- [EXERCISE]:
Search the material below for "JSON" and copy every line where it occurs.

- [DATA FOR THIS TASK]:

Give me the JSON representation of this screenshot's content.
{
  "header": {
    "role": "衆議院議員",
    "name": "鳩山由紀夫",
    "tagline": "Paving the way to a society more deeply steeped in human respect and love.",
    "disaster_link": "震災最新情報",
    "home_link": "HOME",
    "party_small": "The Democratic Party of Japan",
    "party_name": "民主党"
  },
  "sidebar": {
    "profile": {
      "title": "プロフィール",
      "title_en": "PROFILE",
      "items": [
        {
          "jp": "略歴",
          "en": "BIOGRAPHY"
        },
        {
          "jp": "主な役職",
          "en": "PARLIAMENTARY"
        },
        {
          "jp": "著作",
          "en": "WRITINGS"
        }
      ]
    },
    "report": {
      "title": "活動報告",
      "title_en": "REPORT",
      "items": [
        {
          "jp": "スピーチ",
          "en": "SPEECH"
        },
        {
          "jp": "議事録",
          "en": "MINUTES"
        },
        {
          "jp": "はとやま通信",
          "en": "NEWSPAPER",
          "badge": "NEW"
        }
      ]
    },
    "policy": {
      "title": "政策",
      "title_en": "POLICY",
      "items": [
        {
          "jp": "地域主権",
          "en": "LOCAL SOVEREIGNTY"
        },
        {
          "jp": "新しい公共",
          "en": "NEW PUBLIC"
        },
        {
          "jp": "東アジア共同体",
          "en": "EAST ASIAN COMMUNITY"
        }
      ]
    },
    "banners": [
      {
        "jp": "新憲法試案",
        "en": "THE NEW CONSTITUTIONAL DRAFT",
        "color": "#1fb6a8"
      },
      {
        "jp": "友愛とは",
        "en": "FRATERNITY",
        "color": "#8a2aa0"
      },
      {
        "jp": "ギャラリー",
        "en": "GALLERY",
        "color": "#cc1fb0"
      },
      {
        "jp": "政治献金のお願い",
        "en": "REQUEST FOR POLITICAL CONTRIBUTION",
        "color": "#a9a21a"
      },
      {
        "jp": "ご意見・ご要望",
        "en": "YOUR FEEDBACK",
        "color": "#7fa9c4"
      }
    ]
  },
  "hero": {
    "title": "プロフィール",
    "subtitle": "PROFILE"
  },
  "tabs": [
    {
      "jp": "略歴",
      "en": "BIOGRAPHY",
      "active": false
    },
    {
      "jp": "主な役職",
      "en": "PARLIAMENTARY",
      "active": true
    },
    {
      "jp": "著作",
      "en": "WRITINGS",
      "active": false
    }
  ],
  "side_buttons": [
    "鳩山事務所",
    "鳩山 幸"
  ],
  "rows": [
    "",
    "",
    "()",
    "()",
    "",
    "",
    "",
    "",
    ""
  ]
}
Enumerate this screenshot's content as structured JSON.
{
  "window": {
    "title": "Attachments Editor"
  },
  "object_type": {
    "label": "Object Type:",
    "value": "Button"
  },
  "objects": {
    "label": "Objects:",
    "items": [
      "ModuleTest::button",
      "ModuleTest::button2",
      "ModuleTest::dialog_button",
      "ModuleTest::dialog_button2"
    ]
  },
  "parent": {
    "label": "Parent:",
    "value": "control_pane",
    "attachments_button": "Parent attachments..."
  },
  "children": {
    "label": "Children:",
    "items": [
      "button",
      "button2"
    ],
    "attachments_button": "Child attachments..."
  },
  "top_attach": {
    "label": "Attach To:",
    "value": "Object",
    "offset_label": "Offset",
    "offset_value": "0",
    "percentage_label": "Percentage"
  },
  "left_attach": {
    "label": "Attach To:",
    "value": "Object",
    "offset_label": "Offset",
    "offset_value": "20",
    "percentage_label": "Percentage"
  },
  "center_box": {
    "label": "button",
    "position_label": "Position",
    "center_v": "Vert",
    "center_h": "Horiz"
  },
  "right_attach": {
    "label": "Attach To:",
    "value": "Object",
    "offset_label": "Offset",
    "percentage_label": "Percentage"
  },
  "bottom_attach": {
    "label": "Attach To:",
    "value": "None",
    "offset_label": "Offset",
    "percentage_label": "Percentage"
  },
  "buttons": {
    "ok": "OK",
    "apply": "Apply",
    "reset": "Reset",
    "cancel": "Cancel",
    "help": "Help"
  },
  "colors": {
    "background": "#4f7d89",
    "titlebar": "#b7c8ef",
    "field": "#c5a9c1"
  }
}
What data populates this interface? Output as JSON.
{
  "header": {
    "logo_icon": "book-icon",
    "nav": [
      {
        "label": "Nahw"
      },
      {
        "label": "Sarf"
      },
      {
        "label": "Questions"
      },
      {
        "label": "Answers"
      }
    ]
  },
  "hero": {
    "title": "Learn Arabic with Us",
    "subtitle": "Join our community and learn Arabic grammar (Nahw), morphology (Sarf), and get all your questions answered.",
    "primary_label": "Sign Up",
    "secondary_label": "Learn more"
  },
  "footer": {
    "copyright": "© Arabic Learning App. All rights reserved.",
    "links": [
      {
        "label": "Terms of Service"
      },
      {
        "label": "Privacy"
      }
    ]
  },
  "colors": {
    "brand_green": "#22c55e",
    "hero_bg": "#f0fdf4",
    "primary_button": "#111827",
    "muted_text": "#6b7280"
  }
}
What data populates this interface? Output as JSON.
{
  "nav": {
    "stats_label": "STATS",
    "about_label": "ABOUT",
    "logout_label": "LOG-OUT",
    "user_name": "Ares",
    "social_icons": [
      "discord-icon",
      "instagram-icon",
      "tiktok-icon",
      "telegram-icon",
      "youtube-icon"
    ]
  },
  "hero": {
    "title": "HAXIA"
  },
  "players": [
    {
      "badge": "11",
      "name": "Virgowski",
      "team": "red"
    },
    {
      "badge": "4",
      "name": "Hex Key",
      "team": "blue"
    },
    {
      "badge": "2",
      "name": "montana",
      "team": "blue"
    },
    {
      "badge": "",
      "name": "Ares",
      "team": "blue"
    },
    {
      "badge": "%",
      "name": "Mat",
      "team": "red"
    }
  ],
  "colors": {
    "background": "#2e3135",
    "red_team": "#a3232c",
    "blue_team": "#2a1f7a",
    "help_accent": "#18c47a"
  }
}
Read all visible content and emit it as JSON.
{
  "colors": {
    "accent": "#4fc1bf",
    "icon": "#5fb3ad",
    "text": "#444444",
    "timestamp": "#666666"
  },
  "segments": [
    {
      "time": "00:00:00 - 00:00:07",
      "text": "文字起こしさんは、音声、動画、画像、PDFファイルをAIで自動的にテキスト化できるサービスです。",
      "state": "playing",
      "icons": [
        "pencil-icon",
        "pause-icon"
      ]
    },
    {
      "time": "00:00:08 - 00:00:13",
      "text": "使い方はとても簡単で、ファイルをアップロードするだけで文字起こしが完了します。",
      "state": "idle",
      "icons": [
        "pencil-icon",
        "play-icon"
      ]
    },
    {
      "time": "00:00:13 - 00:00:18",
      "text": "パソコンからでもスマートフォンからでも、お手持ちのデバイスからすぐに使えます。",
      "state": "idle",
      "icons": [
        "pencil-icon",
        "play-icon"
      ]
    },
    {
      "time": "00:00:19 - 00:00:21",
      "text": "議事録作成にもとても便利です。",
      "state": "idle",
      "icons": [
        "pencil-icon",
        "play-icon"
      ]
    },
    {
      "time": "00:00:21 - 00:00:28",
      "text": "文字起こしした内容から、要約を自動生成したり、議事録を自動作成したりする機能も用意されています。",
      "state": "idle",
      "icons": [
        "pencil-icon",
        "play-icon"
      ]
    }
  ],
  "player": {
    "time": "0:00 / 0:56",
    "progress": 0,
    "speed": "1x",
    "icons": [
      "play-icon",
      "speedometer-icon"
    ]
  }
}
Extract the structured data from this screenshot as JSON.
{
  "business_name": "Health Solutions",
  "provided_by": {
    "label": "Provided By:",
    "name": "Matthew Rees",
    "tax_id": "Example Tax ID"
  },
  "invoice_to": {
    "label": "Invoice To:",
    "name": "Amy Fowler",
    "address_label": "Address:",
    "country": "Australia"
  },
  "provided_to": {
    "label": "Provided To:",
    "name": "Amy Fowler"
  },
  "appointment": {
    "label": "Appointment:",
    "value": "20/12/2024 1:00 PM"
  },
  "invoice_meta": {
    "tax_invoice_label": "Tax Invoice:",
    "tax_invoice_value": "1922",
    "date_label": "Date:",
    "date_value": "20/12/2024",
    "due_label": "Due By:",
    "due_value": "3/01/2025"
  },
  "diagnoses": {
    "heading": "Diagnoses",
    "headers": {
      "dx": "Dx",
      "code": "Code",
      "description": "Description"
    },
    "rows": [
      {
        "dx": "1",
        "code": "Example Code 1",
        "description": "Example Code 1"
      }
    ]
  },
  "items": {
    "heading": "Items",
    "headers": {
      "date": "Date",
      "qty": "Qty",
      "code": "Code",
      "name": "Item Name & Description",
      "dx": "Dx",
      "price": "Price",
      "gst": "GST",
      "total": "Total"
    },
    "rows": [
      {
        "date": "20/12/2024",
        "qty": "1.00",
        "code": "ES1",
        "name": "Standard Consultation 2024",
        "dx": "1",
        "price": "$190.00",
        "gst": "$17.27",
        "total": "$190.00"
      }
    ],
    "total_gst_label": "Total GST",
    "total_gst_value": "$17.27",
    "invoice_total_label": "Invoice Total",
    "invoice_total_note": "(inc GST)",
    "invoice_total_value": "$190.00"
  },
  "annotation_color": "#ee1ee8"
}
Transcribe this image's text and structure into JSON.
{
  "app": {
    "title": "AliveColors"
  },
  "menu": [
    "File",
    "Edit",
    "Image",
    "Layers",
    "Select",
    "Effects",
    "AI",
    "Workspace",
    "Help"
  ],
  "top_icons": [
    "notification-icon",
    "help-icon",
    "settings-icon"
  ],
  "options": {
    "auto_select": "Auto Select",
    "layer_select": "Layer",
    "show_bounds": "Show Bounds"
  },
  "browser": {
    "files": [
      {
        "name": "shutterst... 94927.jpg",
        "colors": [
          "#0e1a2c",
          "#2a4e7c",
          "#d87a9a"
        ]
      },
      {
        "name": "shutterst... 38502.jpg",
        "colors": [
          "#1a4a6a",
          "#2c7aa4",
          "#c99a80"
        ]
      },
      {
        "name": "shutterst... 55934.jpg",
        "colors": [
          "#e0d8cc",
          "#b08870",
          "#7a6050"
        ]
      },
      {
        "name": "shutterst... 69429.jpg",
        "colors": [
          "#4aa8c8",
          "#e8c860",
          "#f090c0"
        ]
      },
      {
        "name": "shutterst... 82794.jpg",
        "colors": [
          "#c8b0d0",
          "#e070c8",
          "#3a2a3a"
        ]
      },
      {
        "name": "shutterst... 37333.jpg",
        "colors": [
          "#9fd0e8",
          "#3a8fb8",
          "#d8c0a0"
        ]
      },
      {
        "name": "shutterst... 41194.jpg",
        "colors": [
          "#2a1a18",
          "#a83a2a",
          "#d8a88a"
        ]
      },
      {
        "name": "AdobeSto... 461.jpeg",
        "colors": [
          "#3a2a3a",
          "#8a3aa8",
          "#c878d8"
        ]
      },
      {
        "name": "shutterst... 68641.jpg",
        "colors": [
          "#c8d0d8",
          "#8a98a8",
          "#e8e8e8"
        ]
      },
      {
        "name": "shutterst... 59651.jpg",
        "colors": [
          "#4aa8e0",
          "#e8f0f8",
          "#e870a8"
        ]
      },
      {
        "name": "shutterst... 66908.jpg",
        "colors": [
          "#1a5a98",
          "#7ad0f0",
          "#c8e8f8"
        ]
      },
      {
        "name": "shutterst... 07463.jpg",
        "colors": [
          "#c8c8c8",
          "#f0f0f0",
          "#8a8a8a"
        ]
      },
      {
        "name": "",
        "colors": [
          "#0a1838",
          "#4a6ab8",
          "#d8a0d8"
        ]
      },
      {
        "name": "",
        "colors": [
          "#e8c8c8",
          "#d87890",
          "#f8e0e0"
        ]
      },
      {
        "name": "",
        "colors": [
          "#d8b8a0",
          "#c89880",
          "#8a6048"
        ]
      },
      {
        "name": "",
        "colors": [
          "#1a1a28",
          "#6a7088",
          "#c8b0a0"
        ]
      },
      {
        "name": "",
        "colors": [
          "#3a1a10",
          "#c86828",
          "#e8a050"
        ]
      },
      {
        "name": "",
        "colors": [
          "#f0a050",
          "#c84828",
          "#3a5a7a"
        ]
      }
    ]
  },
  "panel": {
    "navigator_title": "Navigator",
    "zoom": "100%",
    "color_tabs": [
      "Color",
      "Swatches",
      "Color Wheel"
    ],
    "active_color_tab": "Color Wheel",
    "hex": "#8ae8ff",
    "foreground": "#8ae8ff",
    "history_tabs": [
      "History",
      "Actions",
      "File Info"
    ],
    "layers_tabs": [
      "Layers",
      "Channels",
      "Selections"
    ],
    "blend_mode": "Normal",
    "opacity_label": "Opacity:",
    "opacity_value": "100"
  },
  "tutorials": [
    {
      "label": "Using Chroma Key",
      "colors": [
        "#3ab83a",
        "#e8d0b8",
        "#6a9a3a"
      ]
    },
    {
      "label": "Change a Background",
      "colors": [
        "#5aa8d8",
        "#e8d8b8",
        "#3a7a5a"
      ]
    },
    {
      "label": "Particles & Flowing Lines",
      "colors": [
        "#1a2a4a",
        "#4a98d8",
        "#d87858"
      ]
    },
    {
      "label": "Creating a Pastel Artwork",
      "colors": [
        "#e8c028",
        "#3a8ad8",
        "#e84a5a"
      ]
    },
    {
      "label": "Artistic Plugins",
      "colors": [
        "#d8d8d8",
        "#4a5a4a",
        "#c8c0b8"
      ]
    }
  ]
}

- [WRITTEN RESPONSE]:
Give me the JSON representation of this screenshot's content.
Enumerate this screenshot's content as structured JSON.
What data populates this interface? Output as JSON.
What data populates this interface? Output as JSON.
Read all visible content and emit it as JSON.
Extract the structured data from this screenshot as JSON.
Transcribe this image's text and structure into JSON.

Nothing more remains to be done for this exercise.